------ Supplied data ------

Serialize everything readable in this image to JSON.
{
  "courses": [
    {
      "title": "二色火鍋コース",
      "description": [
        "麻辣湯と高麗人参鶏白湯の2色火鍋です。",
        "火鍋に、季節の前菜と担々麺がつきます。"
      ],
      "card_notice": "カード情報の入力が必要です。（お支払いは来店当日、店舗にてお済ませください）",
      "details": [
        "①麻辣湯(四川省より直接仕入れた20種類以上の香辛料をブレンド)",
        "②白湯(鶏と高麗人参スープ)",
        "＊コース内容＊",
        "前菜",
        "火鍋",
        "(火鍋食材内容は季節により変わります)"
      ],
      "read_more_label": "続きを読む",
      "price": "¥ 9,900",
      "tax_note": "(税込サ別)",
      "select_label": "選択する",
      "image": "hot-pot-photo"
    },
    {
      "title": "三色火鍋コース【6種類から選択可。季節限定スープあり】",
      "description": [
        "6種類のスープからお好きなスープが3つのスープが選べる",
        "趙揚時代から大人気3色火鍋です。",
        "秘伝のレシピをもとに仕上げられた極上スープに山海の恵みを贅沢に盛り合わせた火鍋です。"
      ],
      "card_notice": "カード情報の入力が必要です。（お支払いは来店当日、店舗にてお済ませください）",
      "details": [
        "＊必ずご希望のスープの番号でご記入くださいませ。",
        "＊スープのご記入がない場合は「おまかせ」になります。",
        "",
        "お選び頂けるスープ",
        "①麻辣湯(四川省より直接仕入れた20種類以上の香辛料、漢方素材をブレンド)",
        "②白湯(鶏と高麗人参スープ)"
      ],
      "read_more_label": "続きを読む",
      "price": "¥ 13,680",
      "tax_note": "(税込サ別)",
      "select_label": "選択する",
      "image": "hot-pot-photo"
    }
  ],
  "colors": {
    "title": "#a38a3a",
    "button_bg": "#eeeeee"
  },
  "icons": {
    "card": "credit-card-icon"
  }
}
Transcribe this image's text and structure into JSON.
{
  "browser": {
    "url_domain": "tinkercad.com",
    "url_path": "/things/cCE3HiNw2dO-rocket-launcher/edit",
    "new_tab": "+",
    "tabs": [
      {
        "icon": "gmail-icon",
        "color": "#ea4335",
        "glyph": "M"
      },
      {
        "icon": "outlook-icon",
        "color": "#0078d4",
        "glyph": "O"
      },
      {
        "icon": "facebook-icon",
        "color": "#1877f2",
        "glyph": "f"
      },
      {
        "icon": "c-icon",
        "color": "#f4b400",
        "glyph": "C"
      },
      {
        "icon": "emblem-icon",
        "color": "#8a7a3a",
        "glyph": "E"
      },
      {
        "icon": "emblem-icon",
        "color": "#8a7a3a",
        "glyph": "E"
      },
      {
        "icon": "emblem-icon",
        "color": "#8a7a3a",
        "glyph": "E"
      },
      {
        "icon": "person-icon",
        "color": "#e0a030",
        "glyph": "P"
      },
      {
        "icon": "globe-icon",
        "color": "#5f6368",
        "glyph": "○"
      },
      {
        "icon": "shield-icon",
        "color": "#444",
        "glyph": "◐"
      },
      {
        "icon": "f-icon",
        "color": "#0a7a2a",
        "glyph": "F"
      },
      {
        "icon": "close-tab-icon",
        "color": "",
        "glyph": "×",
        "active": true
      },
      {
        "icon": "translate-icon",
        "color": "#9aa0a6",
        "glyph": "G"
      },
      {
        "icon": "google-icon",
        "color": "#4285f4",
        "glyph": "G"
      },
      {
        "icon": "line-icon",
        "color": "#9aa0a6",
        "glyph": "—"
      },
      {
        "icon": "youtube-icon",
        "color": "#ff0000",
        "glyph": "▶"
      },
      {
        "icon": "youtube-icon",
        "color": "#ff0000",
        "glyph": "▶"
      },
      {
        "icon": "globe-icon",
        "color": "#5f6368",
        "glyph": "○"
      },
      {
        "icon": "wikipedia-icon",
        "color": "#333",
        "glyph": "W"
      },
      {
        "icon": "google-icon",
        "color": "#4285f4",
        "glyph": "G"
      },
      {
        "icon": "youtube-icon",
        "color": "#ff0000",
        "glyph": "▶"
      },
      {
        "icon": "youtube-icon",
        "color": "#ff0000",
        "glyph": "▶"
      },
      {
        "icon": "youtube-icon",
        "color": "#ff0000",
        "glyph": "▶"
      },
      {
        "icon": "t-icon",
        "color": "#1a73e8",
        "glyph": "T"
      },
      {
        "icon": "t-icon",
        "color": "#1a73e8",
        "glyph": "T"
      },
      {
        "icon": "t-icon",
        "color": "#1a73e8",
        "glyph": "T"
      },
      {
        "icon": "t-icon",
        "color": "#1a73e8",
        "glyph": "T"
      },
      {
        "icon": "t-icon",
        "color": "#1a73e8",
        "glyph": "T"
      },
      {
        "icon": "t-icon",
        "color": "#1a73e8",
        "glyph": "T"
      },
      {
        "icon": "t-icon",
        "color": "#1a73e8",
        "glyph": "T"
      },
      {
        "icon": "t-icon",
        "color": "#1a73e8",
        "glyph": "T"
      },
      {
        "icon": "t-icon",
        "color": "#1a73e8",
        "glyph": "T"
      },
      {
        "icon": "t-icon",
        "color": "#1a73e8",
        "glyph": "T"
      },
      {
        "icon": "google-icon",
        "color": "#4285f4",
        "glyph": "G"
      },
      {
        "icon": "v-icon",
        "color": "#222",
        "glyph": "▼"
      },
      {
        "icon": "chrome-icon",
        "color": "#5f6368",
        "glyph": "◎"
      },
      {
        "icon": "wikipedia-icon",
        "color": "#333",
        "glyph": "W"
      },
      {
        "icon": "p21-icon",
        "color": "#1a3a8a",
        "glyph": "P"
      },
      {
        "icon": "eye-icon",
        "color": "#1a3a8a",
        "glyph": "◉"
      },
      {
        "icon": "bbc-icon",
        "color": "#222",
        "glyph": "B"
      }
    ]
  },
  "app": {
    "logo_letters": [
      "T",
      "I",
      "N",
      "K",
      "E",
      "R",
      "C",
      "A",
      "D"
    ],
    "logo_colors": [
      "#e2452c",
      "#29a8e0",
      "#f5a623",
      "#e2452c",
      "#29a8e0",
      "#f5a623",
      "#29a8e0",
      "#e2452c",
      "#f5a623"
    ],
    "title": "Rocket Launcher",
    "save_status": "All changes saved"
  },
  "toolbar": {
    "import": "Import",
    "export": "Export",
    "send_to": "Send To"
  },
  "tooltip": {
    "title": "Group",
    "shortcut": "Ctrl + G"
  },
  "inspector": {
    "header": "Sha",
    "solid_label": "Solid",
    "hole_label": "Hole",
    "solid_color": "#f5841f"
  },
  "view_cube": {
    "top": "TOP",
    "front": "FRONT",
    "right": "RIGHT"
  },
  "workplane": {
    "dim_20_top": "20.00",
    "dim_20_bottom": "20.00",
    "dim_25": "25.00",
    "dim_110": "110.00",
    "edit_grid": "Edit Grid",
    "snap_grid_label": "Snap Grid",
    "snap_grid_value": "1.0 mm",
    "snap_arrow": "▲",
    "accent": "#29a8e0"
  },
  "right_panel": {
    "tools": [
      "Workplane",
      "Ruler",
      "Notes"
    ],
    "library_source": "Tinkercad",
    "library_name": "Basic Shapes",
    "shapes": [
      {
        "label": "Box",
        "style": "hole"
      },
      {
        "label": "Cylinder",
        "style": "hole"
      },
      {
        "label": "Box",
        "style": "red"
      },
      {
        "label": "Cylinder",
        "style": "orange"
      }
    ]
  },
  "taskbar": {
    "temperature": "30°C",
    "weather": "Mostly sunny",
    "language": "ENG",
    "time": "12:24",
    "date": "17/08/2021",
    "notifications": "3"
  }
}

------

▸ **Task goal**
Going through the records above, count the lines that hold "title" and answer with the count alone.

▸ **Output of the task**
5